▸ Your objective:
Report back every line of the entries that contains "Asset", exactly as written.

---------------

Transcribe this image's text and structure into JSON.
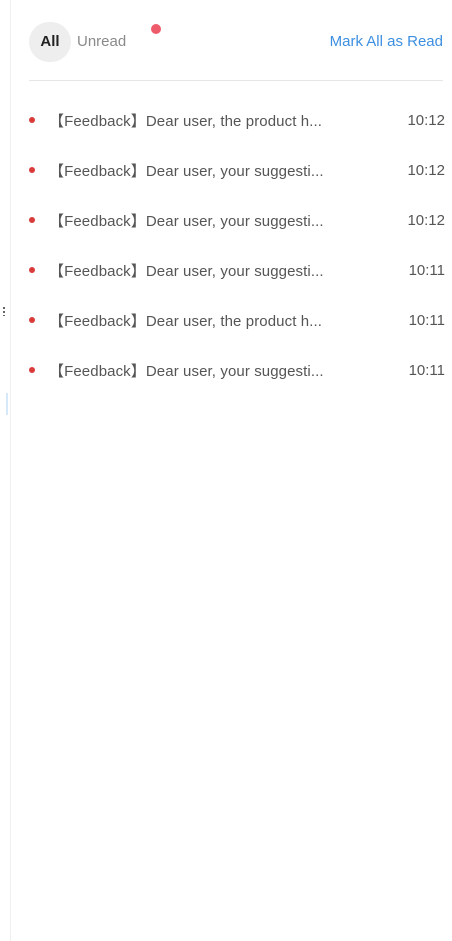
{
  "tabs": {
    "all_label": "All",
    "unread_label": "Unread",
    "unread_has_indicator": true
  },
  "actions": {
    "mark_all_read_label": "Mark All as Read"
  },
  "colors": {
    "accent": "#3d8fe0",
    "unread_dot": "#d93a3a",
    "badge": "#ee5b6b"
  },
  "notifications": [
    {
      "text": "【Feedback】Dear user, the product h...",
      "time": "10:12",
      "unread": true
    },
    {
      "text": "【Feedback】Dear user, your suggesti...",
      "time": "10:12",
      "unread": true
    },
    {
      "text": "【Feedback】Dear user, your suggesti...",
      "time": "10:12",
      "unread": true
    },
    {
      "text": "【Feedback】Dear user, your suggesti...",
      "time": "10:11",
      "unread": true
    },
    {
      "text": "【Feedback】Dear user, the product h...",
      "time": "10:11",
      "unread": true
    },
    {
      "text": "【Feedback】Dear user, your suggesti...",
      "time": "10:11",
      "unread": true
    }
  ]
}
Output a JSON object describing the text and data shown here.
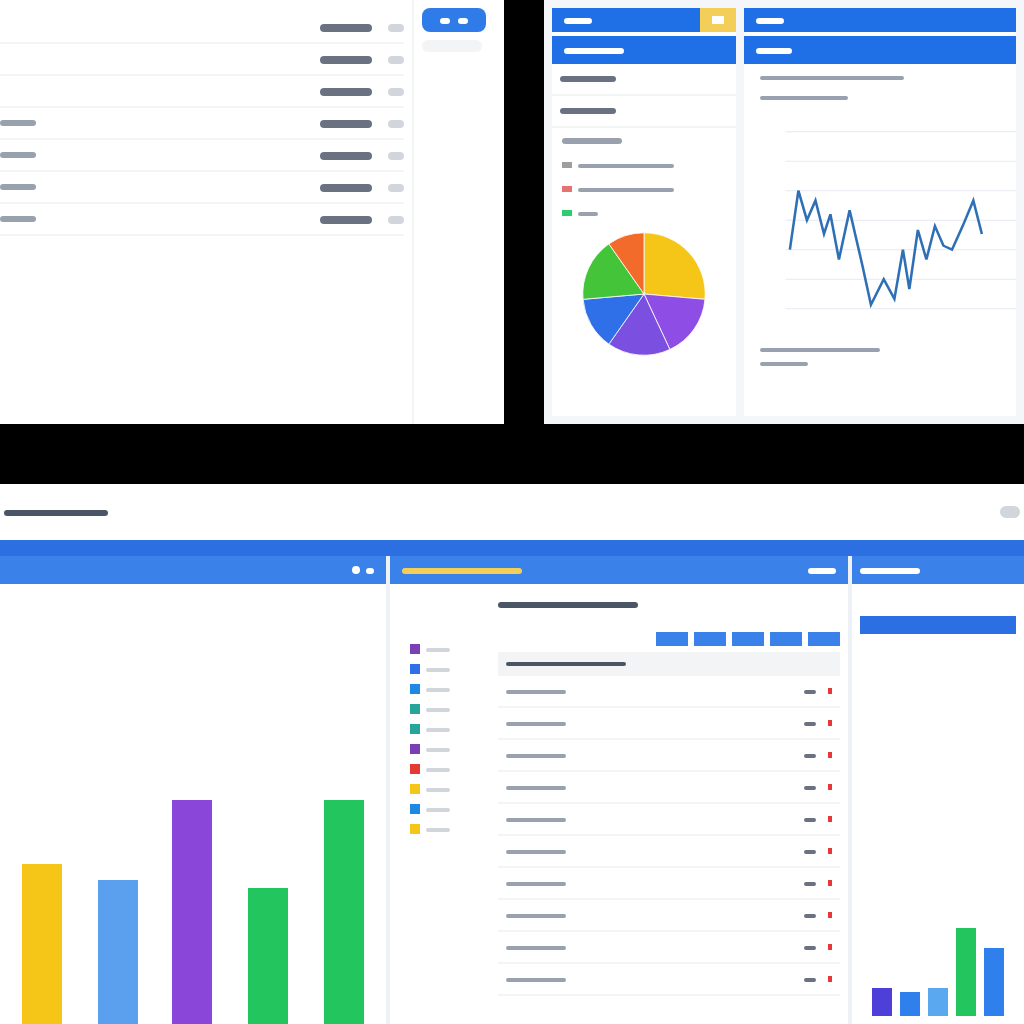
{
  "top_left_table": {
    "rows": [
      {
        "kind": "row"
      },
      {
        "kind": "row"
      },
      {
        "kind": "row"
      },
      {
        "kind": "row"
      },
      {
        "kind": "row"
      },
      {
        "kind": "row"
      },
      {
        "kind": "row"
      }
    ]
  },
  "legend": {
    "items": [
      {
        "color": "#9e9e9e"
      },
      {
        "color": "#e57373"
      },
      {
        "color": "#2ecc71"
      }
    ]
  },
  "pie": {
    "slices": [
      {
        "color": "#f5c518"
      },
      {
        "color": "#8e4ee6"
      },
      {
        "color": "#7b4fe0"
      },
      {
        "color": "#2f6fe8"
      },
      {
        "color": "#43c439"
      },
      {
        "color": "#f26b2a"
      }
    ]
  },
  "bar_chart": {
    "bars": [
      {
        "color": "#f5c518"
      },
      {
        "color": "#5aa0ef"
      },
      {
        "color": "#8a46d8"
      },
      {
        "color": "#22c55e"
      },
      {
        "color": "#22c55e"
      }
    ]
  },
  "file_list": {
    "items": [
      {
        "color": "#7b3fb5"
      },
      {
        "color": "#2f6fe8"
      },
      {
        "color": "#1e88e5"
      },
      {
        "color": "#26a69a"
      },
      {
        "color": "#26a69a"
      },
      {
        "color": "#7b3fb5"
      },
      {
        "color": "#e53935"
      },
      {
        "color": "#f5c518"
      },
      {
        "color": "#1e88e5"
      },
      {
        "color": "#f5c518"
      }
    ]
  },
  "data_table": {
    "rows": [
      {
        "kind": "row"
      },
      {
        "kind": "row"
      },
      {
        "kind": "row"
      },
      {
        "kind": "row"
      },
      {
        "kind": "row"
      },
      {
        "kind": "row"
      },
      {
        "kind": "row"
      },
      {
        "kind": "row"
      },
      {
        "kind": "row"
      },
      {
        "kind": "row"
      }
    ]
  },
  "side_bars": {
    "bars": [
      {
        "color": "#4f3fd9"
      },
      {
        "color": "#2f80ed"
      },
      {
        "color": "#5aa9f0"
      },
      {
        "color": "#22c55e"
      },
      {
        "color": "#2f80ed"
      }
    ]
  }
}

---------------

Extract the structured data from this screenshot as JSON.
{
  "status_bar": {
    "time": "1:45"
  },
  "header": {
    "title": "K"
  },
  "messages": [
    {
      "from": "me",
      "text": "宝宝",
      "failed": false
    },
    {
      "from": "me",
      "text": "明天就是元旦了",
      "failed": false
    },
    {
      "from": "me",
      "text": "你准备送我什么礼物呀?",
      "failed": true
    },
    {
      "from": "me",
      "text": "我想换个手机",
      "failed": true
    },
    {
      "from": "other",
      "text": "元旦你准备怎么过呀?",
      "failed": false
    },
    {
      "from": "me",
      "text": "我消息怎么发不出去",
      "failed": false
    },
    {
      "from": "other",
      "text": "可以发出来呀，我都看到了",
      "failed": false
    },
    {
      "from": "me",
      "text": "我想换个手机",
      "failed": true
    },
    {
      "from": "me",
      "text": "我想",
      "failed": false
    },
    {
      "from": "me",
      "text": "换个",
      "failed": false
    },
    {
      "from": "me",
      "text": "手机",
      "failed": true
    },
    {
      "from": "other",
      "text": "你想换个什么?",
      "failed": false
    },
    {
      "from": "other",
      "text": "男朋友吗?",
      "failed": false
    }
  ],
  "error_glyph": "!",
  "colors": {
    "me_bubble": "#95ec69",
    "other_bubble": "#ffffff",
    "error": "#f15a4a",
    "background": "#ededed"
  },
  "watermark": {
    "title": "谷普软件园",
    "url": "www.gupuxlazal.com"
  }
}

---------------

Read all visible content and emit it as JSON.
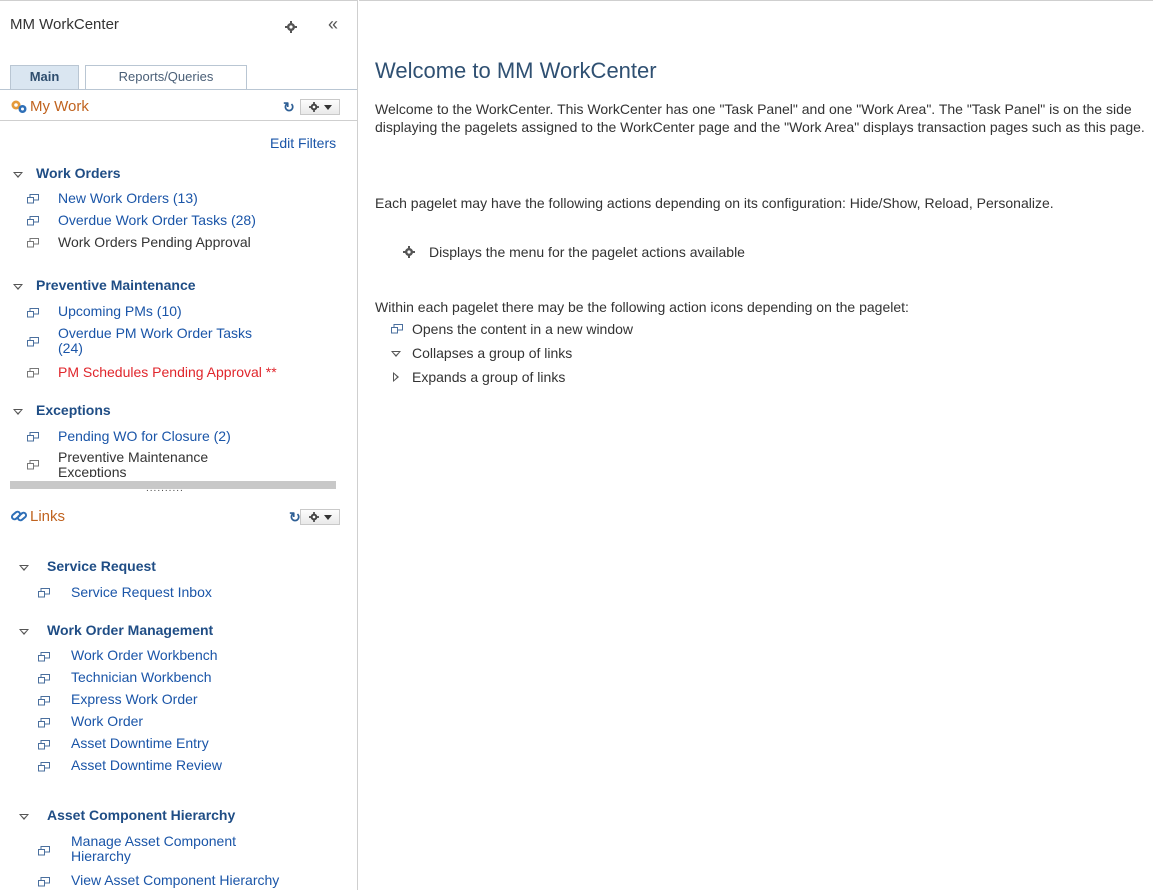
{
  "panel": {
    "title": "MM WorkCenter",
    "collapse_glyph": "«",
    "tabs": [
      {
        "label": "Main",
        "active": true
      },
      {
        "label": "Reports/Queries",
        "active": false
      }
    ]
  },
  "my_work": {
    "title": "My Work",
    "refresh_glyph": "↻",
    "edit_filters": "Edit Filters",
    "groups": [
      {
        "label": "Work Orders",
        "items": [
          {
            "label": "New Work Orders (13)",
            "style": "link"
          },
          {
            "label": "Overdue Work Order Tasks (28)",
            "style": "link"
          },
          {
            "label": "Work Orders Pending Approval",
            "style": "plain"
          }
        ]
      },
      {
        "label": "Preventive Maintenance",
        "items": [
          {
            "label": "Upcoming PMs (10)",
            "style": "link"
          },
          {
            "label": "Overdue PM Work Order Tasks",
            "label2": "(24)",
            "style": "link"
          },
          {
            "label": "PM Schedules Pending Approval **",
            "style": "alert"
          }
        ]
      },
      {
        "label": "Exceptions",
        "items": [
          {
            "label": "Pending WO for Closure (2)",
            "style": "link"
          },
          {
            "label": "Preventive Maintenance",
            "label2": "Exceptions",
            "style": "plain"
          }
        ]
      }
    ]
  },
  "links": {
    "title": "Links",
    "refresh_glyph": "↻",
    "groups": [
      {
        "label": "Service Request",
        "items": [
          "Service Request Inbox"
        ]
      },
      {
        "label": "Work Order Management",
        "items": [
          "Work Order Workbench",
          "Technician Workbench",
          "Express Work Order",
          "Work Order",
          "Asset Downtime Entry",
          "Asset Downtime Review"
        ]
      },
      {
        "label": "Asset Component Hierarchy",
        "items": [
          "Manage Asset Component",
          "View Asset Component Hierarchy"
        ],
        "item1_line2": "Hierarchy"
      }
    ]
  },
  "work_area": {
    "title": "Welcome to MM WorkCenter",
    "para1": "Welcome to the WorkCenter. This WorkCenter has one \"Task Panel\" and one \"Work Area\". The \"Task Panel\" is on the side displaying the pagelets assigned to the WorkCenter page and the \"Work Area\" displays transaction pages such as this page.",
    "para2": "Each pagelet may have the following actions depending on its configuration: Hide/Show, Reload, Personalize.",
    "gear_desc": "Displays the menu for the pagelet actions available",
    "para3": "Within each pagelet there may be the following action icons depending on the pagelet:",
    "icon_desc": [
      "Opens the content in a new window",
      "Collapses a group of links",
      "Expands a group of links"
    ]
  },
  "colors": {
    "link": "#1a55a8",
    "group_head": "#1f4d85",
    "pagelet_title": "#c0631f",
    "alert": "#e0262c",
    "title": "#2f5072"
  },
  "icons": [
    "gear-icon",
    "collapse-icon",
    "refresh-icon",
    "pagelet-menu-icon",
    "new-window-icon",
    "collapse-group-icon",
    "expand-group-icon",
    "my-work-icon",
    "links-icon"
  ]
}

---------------

▸ Written reply:
          "Asset Downtime Entry",
          "Asset Downtime Review"
        "label": "Asset Component Hierarchy",
          "Manage Asset Component",
          "View Asset Component Hierarchy"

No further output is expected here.